A Family Matter
When a member of a family is sick, the whole family can be affected. This report examines whether having an uninsured member of the family might affect the entire family, also. More than 38 million Americans are uninsured.1 In addition to the personal consequences for those people without coverage, another nearly 20 million immediate family members who are insured may also be affected by the lack of coverage of others in the family.2,3 This report will assess the literature on the physical and psychological health consequences as well as financial effects on the entire family unit of having one or more members uninsured.
This report of the Institute of Medicine (IOM) Committee on the Consequences of Uninsurance provides new analyses of the effects of not having health insurance within families (see Box 1.2). The Committee builds on the first report, Coverage Matters, which examines the dynamic, fragmented structure of health insurance in the United States, the causes of uninsurance, and which individuals
The Committee’s earlier reports refer to roughly 40 million uninsured individuals, based on the 1999 and 2000 Current Population Surveys (CPS). The 2001 CPS was available for this report and shows a dip to 38.7 million uninsured persons (Mills, 2001).
Analyses in this report are based on tabulations of the March 2001 Current Population Survey (CPS) public use file designed to aggregate data by family units conducted by Matthew Broaddus, Center on Budget and Policy Priorities.

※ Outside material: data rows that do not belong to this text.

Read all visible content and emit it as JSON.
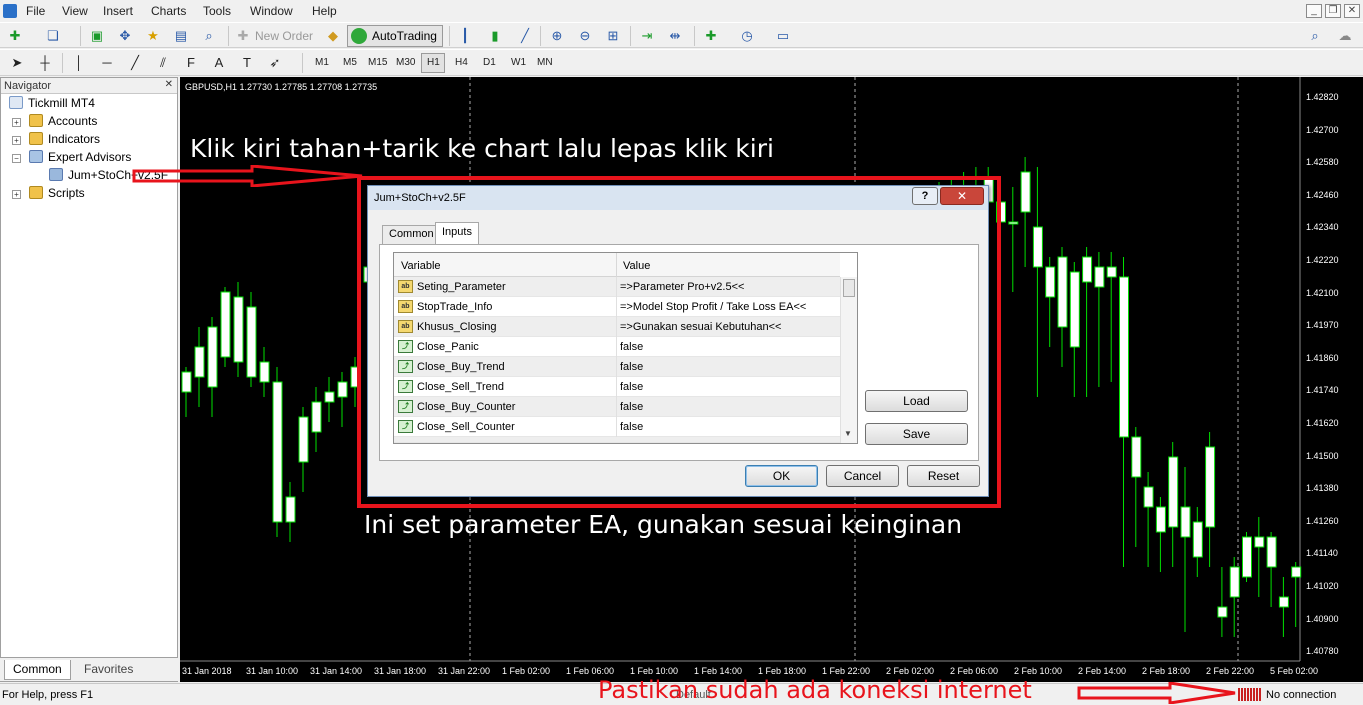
{
  "menu": [
    "File",
    "View",
    "Insert",
    "Charts",
    "Tools",
    "Window",
    "Help"
  ],
  "toolbar": {
    "new_order": "New Order",
    "autotrading": "AutoTrading",
    "timeframes": [
      "M1",
      "M5",
      "M15",
      "M30",
      "H1",
      "H4",
      "D1",
      "W1",
      "MN"
    ],
    "active_timeframe": "H1"
  },
  "navigator": {
    "title": "Navigator",
    "root": "Tickmill MT4",
    "items": [
      "Accounts",
      "Indicators",
      "Expert Advisors",
      "Jum+StoCh+v2.5F",
      "Scripts"
    ],
    "tabs": [
      "Common",
      "Favorites"
    ]
  },
  "chart": {
    "header": "GBPUSD,H1  1.27730 1.27785 1.27708 1.27735",
    "price_labels": [
      "1.42820",
      "1.42700",
      "1.42580",
      "1.42460",
      "1.42340",
      "1.42220",
      "1.42100",
      "1.41970",
      "1.41860",
      "1.41740",
      "1.41620",
      "1.41500",
      "1.41380",
      "1.41260",
      "1.41140",
      "1.41020",
      "1.40900",
      "1.40780"
    ],
    "time_labels": [
      "31 Jan 2018",
      "31 Jan 10:00",
      "31 Jan 14:00",
      "31 Jan 18:00",
      "31 Jan 22:00",
      "1 Feb 02:00",
      "1 Feb 06:00",
      "1 Feb 10:00",
      "1 Feb 14:00",
      "1 Feb 18:00",
      "1 Feb 22:00",
      "2 Feb 02:00",
      "2 Feb 06:00",
      "2 Feb 10:00",
      "2 Feb 14:00",
      "2 Feb 18:00",
      "2 Feb 22:00",
      "5 Feb 02:00"
    ]
  },
  "dialog": {
    "title": "Jum+StoCh+v2.5F",
    "tabs": [
      "Common",
      "Inputs"
    ],
    "active_tab": "Inputs",
    "col_variable": "Variable",
    "col_value": "Value",
    "rows": [
      {
        "type": "ab",
        "variable": "Seting_Parameter",
        "value": "=>Parameter Pro+v2.5<<"
      },
      {
        "type": "ab",
        "variable": "StopTrade_Info",
        "value": "=>Model Stop Profit / Take Loss EA<<"
      },
      {
        "type": "ab",
        "variable": "Khusus_Closing",
        "value": "=>Gunakan sesuai Kebutuhan<<"
      },
      {
        "type": "bool",
        "variable": "Close_Panic",
        "value": "false"
      },
      {
        "type": "bool",
        "variable": "Close_Buy_Trend",
        "value": "false"
      },
      {
        "type": "bool",
        "variable": "Close_Sell_Trend",
        "value": "false"
      },
      {
        "type": "bool",
        "variable": "Close_Buy_Counter",
        "value": "false"
      },
      {
        "type": "bool",
        "variable": "Close_Sell_Counter",
        "value": "false"
      }
    ],
    "load": "Load",
    "save": "Save",
    "ok": "OK",
    "cancel": "Cancel",
    "reset": "Reset",
    "help_glyph": "?",
    "close_glyph": "✕"
  },
  "annotations": {
    "top": "Klik kiri tahan+tarik ke chart lalu lepas klik kiri",
    "middle": "Ini set parameter EA, gunakan sesuai keinginan",
    "bottom": "Pastikan sudah ada koneksi internet"
  },
  "status": {
    "help": "For Help, press F1",
    "profile": "Default",
    "connection": "No connection"
  },
  "colors": {
    "annotation_red": "#e8141c",
    "bull_candle": "#ffffff",
    "wick": "#00e000",
    "chart_bg": "#000000"
  }
}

The CPS estimates those who have been uninsured for the complete year. It has been criticized for probably over-estimating that number and underestimating the number covered by Medicaid. For example, in 1996 the CPS estimate of the number of nonelderly uninsured persons was 41 million and Medical Expenditure Panel Survey estimated 32 million for that year (Lewis et al., 1998; Fronstin, 2000). For a discussion of the main national surveys including insurance status see Coverage Matters,Appendix B.